In the end, less than five minutes after the alert began, Petrov decided the launch reports must be false. He recalled making the tense decision under enormous stress – electronic maps and consoles were flashing as he held a phone in one hand and juggled an intercom in the other, trying to take in all the information at once. Another officer at the early-warning facility was shouting into the phone to him to remain calm and do his job.
"I had a funny feeling in my gut," Petrov said. "I didn't want to make a mistake. I made a decision, and that was it."
Petrov's decision was based partly on a guess, he recalled. He had been told many times that a nuclear attack would be massive – an onslaught designed to overwhelm Soviet defenses at a single stroke. But the monitors showed only five missiles. "When people start a war, they don't start it with only five missiles," he remembered thinking at the time. "You can do little damage with just five missiles."
Another factor, he said, was that Soviet ground-based radar installations – which search for missiles rising above the horizon – showed no evidence of an attack. The ground radar units were controlled from a different command center, and because they cannot see beyond the horizon, they would not spot incoming missiles until some minutes after the satellites had.
Following the false alarm, Petrov went through a second ordeal. At first, he was praised for his actions. But then came an investigation, and his questioners pressed him hard. Why had he not written everything down that night? "Because I had a phone in one hand and the intercom in the other, and I don't have a third hand," he replied.
Petrov, who was assigned to the satellite early-warning system at its inception in the 1970s, said in the interview that he knew the system had flaws. It had been rushed into service, he said, and was "raw."
Petrov said the investigators tried to make him a scapegoat for the false alarm. In the end, he was neither punished nor rewarded. According to Petrov and other sources, the false alarm was eventually traced to the satellite, which picked up the sun's reflection off the tops of clouds and mistook it for a missile launch. The computer program that was supposed to filter out such information was rewritten.
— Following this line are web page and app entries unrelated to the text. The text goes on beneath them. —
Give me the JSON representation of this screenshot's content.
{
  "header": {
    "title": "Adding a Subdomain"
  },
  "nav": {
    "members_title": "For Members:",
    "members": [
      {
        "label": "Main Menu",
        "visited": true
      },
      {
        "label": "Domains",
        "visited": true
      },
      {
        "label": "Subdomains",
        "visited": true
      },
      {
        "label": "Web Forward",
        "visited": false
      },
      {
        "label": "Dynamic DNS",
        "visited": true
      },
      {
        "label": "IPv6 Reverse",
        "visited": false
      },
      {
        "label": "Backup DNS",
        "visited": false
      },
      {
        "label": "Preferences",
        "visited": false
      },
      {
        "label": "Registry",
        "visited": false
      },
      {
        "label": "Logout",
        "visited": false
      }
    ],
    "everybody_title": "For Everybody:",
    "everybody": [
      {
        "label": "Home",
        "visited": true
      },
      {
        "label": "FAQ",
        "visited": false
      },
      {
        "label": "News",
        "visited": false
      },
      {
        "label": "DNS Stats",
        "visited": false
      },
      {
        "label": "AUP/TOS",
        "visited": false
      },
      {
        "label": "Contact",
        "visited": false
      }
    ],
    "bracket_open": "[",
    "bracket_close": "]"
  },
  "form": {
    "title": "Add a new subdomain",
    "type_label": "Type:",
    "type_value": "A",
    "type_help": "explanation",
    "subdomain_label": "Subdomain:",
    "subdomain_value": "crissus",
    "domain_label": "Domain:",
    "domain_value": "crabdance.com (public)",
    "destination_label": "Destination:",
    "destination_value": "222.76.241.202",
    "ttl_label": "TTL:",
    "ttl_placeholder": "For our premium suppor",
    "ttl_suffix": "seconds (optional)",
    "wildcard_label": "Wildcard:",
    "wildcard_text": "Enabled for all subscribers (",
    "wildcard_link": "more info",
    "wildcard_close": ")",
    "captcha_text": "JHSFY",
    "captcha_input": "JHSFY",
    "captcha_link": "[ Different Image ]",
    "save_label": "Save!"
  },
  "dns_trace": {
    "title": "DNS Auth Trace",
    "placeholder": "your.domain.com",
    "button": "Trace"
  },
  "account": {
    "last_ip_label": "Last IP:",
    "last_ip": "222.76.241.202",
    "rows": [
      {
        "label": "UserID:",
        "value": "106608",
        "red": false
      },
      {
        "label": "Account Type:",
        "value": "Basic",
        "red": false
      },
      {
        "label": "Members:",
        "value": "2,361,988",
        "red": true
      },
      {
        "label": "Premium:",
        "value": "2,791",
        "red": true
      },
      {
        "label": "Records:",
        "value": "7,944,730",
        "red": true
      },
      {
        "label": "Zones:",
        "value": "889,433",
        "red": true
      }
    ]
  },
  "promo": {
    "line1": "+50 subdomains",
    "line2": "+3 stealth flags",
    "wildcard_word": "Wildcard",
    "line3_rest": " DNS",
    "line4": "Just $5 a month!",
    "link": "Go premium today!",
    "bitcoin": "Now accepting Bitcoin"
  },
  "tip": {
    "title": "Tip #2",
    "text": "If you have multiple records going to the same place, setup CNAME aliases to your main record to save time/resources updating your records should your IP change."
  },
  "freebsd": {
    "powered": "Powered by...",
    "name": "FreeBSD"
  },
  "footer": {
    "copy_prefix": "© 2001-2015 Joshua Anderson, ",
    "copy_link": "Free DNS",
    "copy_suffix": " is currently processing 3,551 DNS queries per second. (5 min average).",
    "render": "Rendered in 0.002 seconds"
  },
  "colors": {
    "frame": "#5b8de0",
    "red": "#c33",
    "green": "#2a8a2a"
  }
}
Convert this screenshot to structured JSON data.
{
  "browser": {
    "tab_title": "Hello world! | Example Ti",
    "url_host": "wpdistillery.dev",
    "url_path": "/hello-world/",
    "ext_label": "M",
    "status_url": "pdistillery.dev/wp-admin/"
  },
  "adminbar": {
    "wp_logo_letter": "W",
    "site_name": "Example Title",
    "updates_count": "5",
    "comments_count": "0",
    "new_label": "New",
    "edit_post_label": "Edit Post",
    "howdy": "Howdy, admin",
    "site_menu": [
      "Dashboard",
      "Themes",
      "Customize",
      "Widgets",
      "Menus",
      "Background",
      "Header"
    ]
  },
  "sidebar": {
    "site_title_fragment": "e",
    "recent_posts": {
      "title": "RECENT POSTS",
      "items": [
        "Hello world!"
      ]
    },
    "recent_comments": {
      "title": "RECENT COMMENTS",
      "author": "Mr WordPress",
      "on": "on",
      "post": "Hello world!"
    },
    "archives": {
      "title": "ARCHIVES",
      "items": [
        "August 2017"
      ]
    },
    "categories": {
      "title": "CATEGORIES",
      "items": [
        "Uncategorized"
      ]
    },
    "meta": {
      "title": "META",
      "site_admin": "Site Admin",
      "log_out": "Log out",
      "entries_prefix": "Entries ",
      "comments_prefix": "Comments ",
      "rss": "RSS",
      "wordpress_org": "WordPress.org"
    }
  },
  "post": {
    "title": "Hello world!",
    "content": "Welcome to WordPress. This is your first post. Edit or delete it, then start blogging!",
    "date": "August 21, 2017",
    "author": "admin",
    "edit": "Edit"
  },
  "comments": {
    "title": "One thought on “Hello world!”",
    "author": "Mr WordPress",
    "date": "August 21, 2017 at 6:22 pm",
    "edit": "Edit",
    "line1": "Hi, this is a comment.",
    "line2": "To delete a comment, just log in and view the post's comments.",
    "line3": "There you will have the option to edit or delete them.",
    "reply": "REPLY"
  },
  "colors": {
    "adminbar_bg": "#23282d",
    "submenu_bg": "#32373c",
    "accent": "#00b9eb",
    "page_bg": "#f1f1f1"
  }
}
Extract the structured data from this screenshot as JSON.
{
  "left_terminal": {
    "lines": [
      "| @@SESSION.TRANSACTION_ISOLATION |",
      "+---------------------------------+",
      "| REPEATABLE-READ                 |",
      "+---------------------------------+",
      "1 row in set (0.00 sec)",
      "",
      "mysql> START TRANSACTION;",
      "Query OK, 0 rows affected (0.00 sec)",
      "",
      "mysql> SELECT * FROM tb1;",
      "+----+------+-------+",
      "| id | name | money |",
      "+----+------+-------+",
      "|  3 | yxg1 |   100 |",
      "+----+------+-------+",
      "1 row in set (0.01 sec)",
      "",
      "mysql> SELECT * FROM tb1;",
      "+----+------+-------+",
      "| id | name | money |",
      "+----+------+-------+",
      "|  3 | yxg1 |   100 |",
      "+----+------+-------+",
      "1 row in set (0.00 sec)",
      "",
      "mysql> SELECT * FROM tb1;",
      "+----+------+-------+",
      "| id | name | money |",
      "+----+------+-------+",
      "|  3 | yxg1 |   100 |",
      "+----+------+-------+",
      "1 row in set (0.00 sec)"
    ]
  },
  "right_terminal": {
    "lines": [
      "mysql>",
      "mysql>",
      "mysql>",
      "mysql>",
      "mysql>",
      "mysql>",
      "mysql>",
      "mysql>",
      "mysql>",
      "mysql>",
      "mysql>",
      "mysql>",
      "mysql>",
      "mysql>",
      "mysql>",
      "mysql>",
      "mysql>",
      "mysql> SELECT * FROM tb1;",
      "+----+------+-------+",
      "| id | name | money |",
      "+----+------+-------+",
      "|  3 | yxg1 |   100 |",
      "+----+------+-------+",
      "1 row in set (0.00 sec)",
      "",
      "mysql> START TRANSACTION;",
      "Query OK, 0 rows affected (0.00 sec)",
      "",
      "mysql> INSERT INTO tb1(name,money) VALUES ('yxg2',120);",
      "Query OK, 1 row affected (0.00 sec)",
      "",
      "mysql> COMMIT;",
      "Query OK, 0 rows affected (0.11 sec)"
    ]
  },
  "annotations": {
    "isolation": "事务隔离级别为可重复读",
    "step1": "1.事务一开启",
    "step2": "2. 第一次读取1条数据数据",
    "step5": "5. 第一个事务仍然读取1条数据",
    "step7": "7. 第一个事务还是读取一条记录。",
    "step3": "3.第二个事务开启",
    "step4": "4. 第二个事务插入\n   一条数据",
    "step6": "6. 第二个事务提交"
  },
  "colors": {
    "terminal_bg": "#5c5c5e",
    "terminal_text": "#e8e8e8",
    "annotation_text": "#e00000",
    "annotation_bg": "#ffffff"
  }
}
It is not known what happened at the highest levels of the Kremlin on the night of the alarm, but it came at a climactic stage in U.S.-Soviet relations that is now regarded as a Soviet "war scare." According to former CIA analyst Peter Pry, and a separate study by the agency, Andropov was obsessed with the possibility of a surprise nuclear attack by the West and sent instructions to Soviet spies around the world to look for evidence of preparations.
One reason for Soviet jitters at the time was that the West had unleashed a series of psychological warfare exercises aimed at Moscow, including naval maneuvers into forward areas near Soviet strategic bastions, such as the submarine bases in the Barents Sea.
The 1983 alarm also came just weeks after Soviet pilots had shot down Korean Air Lines Flight 007 and just before the start of a NATO military exercise, known as Able Archer, that involved raising alert levels of U.S. nuclear forces in Europe to simulate preparations for an attack. Pry has described this exercise as "probably the single most dangerous incident of the early 1980s."
© Copyright 1999 The Washington Post Company